To start off, Aviva from Sick Momma, wrote the post “People Say The Darndest Things”. Not only does Aviva share some of the ridiculous things people have said to her, she also shares a story of her saying something to a chronically ill friend that maybe she shouldn’t have said. It just goes to show that even though, as chronically ill people, we tend to be more aware and careful about the things we say, we are occasionally guilty of putting our foot in our own mouths from time to time, even when we are talking about illness. I love her honesty!
At In Sickness As In Health, Barbara Kivowitz shares with us the post, “Dumb Things Practitioners Have Said”. She says that the dumbest thing a doctor has ever said to her was suggesting her partner wait in the waiting room. Barbara says that couples are dealing with illness together, and even though, in most cases, only one partner is sick, they should both be viewed by doctors as integral parts of illness experience.

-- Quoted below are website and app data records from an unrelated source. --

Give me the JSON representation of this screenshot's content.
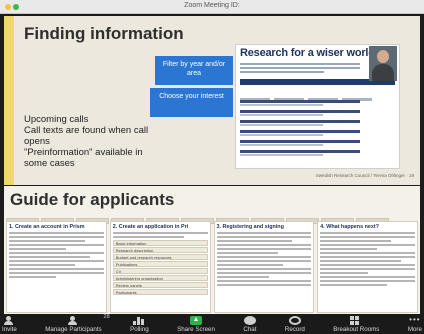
{
  "window": {
    "title": "Zoom Meeting ID:"
  },
  "slide1": {
    "heading": "Finding information",
    "callout_filter": "Filter by year and/or area",
    "callout_interest": "Choose your interest",
    "body": "Upcoming calls\nCall texts are found when call opens\n\"Preinformation\" available in some cases",
    "website": {
      "title": "Research for a wiser world"
    },
    "footer": "Swedish Research Council / Teresa Ohlinger · 19"
  },
  "slide2": {
    "heading": "Guide for applicants",
    "columns": [
      {
        "title": "1. Create an account in Prism"
      },
      {
        "title": "2. Create an application in Pri",
        "items": [
          "Basic information",
          "Research description",
          "Budget and research resources",
          "Publications",
          "CV",
          "Administering organisation",
          "Review panels",
          "Participants"
        ]
      },
      {
        "title": "3. Registering and signing"
      },
      {
        "title": "4. What happens next?"
      }
    ]
  },
  "toolbar": {
    "items": [
      {
        "label": "Invite",
        "icon": "invite-icon"
      },
      {
        "label": "Manage Participants",
        "icon": "participants-icon",
        "count": "28"
      },
      {
        "label": "Polling",
        "icon": "polling-icon"
      },
      {
        "label": "Share Screen",
        "icon": "share-screen-icon"
      },
      {
        "label": "Chat",
        "icon": "chat-icon"
      },
      {
        "label": "Record",
        "icon": "record-icon"
      },
      {
        "label": "Breakout Rooms",
        "icon": "breakout-rooms-icon"
      },
      {
        "label": "More",
        "icon": "more-icon"
      }
    ]
  }
}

Duncan Cross shares the post, “DO NOT Guess My Weight”. While the title of the post made me think of those giant scales at carnivals where a carnival worker tries to guess your weight, and if they don’t, you win a prize, this post is actually very serious. Duncan says that he usually tries not to let the stupid things people say bother him, with one exception – when people comment on his weight and offer up wishes of being able to lose weight like him (which, of course, he doesn’t do on purpose and is due to his illness). I love his wry humor!
Many of us who have been on Prednisone have experienced comments like Duncan has about our weight, but in the opposite direction – of how we’ve gotten rounder or our face has gotten fuller. And it’s like, thank you captain obvious, as if I hadn’t noticed this myself without needing someone to make it 100% clear to me. Anyway, I digress…
From Sometimes, it is Lupus, Iris Carden shares two posts with us. The first is a post titled “Helpful Advice”, in which she talks about well-meaning people who offer advice when they have no clue about chronic illness. The second is a post titled “At Least You Don’t Have Cancer”. Iris says that a lot of times, people will minimize her dealing with Lupus and tell her that because she doesn’t have cancer, she doesn’t have it so bad after all. I personally hate it when people compare suffering. The who-has-it-worse game isn’t productive, in my view, and I totally understand Iris’s frustration in this regard.
I’ll end this edition with my post, “Shit Tactless Idiots Say To Sick People,” which was the inspiration for this edition of PFAM. In the post, I went through some of the dumbest comments I have heard in regards to my illnesses and possible come backs.
No one who has a chronic illness is immune to receiving comments from others that at best frustrating and at worse make us want to never share anything about our illnesses with others ever again.
Thanks to those who submitted their posts for this edition.
The next edition of PFAM will be April 15, 2013, and will be hosted by Selena at Oh My Aches and Pains!.